[Data about app and page elements]
******

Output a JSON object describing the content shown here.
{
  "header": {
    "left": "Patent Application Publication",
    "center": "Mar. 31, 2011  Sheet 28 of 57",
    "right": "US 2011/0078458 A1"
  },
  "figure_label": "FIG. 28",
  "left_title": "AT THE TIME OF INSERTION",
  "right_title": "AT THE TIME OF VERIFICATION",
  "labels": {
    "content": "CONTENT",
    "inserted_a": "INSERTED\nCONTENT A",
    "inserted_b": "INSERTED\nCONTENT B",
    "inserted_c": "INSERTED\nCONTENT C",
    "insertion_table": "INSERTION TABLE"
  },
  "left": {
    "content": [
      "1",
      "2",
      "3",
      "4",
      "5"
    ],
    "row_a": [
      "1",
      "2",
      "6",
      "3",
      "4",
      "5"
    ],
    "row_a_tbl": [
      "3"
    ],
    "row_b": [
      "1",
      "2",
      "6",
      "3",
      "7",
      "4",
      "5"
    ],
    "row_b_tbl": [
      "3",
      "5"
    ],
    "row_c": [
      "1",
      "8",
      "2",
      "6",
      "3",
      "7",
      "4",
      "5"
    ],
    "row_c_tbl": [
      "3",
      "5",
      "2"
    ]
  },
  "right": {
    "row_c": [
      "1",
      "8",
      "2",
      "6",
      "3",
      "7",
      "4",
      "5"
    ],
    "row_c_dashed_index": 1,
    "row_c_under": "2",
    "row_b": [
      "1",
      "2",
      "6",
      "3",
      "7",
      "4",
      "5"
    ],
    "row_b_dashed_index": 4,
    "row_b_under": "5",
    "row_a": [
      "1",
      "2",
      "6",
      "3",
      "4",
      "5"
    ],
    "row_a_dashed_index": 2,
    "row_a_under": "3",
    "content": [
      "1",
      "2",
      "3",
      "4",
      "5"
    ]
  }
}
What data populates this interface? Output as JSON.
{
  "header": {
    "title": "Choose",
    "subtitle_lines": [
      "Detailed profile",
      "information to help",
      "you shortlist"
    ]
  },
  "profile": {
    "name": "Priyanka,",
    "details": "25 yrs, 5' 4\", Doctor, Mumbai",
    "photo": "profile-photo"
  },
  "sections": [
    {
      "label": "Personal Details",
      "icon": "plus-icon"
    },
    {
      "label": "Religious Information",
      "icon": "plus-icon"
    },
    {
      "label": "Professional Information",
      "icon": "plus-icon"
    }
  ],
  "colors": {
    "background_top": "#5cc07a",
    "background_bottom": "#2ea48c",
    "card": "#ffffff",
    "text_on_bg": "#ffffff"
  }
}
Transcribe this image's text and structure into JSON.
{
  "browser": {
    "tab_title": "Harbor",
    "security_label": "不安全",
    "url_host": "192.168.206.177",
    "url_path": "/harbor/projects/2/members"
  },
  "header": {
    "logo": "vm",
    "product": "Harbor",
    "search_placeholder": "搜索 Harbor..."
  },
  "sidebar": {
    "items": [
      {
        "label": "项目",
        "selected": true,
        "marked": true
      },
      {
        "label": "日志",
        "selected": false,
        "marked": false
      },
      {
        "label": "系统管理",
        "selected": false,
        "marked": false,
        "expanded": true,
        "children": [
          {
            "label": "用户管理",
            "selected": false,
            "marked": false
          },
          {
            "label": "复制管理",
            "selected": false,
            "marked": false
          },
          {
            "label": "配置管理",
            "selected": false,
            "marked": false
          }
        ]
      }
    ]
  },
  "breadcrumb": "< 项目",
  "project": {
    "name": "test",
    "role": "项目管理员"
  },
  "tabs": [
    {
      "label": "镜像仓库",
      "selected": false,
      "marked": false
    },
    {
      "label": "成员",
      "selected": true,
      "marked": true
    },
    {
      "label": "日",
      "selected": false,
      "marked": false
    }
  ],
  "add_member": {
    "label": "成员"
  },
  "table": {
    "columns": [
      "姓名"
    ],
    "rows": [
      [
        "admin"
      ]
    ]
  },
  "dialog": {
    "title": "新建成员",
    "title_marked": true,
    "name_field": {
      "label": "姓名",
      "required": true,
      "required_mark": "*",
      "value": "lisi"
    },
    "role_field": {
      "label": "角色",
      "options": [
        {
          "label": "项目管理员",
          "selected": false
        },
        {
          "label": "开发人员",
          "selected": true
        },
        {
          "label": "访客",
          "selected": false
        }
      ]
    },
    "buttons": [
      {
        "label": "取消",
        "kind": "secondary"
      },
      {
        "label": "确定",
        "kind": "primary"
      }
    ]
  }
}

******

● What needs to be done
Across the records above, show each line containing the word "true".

● Problem solution
        "selected": true,
        "marked": true
        "expanded": true,
      "selected": true,
      "marked": true
    "title_marked": true,
      "required": true,
          "selected": true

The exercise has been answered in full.